• The Characteristics Associated with Perceived Quality in Schools of Library and Information Science

      Mulvaney, John Philip (1992-01)
      The purpose of the present study is to determine, by building a model that predicts a judgment of perceived quality, what the profession means by "perceived quality of schools of library and information science." The study examines quantifiable characteristics of two groups of library schools: those ranked in both of Herbert S. White's perception studies and those not ranked in both. Multiple regression and discriminant analysis were used to build a model that showed clear differences between the two groups of schools. On the basis of several variables that define aspects of a program's size, finances, age, leadership, and rigor, the analysis showed that ranked and unranked schools form two mutually exclusive groups whose membership can be predicted with better than 98 percent accuracy. It also showed the perceived quality of a school's master's degree (M.L.S.) program is associated with the following variables, listed in decreasing order of importance: the half-life of the school's doctoral graduates, its budget and outside income, its age, its faculty's productivity, and the number of its students.
    • The Characteristics Associated with Perceived Quality in Schools of Library and Information Science: An Update and Prediction

      Mulvaney, John Philip (1993-04)
      This article is an expansion of another research of the author that was published one year ago in Library Quarterly. It explores new statistical methods to predict whether or not a school would be ranked. By "ranking", the author refers to having a top-quality master's program or having faculty who contribute significantly to the advancement of the professional.
    • Come Together for LIS Education

      Mulvaney, John Philip (2003)
      This article is a call to practitioners to participate in the process of Library and Information Science (LIS) program accreditation by the American Library Association as a way of connecting educators and practitioners.
    • Determining Sufficiency for Standard VI. Physical Resources and Facilities

      Mulvaney, John Philip (2003)
      This article takes campus libraries and computer labs as some of the physical standards in the evaluation of LIS programs. It uses both outputs and inputs of a program to measure its presentations.
    • LIS Faculty Research and Expectations of the Academic Culture versus the Needs of the Practitioner

      O'Connor, Daniel; Mulvaney, John Philip (1996)
      Library and information studies (LIS) education may be misreading the academic community's expectations.
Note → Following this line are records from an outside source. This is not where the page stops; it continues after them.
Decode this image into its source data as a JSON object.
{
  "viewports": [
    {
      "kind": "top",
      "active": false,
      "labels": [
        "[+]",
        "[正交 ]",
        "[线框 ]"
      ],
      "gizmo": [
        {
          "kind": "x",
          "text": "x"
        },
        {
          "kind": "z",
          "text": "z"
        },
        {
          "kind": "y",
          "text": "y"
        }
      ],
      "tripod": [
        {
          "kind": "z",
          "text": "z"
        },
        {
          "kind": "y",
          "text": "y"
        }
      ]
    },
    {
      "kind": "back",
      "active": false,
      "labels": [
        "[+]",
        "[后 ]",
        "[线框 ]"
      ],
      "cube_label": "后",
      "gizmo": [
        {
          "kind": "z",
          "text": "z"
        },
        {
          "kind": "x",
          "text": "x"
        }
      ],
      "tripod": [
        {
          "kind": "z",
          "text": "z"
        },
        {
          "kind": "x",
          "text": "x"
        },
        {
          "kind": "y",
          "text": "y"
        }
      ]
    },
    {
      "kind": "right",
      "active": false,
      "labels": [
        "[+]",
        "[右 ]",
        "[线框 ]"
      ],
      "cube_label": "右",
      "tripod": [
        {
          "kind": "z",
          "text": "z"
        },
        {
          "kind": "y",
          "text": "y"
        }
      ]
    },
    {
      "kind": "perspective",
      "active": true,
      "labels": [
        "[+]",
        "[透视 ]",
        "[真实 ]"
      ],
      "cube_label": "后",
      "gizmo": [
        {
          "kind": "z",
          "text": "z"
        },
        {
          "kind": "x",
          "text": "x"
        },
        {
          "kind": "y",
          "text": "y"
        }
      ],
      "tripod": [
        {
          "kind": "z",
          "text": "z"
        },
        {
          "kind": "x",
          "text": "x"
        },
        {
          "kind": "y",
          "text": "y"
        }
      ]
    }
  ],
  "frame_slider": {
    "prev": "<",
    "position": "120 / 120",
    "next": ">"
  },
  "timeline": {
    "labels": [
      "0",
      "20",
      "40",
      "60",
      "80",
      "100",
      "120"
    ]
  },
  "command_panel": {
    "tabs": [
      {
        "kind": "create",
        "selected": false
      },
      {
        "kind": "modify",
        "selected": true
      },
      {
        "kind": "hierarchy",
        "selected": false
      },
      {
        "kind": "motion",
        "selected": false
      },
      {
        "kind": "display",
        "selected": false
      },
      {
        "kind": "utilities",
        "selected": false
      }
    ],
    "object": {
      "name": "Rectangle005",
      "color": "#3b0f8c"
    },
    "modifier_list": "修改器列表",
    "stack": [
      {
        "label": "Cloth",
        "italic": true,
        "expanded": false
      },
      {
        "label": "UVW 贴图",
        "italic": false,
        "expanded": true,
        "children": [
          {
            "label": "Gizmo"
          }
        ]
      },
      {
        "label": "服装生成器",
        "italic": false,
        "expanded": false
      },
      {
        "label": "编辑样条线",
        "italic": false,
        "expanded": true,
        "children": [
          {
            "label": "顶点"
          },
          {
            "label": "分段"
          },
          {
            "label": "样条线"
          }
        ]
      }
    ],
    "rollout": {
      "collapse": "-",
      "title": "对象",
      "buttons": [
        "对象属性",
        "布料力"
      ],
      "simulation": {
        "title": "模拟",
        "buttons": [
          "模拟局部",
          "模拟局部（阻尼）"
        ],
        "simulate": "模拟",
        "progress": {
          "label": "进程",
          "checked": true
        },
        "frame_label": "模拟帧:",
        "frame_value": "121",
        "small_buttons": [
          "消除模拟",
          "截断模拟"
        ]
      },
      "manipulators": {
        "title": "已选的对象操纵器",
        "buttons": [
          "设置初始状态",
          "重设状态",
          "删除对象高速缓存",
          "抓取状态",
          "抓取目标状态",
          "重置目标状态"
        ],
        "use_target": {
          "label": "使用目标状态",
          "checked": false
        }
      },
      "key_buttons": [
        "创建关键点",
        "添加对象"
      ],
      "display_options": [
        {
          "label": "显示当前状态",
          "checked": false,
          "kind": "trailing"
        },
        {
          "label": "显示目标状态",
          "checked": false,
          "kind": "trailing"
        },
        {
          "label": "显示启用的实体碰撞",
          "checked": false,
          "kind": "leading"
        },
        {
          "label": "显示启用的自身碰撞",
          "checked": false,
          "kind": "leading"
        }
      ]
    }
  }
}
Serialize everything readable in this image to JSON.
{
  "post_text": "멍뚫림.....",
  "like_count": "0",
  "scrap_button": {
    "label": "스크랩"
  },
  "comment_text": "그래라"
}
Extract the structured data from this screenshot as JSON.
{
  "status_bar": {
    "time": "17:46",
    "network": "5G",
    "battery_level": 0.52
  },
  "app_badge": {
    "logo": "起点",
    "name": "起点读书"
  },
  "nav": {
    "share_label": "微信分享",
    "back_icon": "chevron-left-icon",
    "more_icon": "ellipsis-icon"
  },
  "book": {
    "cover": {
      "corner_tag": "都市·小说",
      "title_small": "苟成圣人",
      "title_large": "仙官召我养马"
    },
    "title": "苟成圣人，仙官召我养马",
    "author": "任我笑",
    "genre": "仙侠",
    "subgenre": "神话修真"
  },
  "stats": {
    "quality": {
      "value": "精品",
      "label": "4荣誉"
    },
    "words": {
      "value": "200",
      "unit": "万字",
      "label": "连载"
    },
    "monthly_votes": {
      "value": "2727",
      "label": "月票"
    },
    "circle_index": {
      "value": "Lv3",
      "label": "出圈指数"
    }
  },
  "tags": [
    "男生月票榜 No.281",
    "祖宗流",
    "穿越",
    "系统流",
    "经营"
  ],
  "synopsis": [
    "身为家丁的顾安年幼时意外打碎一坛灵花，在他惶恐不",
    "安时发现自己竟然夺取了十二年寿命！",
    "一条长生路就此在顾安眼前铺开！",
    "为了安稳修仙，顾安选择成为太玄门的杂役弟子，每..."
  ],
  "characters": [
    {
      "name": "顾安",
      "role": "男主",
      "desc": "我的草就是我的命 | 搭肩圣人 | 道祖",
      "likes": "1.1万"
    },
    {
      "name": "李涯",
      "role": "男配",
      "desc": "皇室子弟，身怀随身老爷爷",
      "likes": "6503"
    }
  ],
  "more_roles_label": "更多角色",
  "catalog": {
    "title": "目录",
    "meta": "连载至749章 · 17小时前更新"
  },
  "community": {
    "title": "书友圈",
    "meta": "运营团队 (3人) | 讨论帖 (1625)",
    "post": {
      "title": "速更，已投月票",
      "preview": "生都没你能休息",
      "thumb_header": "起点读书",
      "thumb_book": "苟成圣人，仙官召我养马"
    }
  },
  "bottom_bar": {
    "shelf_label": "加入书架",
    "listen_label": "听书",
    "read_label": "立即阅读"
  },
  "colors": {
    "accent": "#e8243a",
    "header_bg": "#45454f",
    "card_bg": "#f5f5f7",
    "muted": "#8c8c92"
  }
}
A program's viability may hinge on a counterintuitive premise, where the academic culture allows each discipline to create its own criteria for its own evaluation. LIS programs may have unwittingly assumed that adopting the scientific mode might gain them currency in the academic realm; yet there is little evidence that LIS programs had the prerequisite infrastructure to compete with a science discipline in terms of sustained funded research, teaching assistant and postdoctoral assistant services, laboratory equipment, and other resources. There is an irony that many LIS students and faculty do not come from the scientific disciplines, and this further inhibits their ability to compete in that arena. LIS program and faculty evaluators have used criteria from the sciences to measure LIS progress and to determine an individual's suitability for promotion. We contend that this application of inappropriate criteria has done unnecessary harm to LIS and the individuals in it. An examination of selected COA self-study responses and other sources indicates that LIS may misread the academic culture because LIS does not appear to be central to university governance. Finally, the waning of LIS's affiliation with libraries may do LIS irreparable harm. LIS's focus may need to be recentered on educating librarians.
    • Response to Elitism

      Mulvaney, John Philip (1990-09)
      This article argues the improper of terming "elite" in the evaluation of LIS programs by Herubel's research. It disagrees with Herubel about her definition and analytical strategies.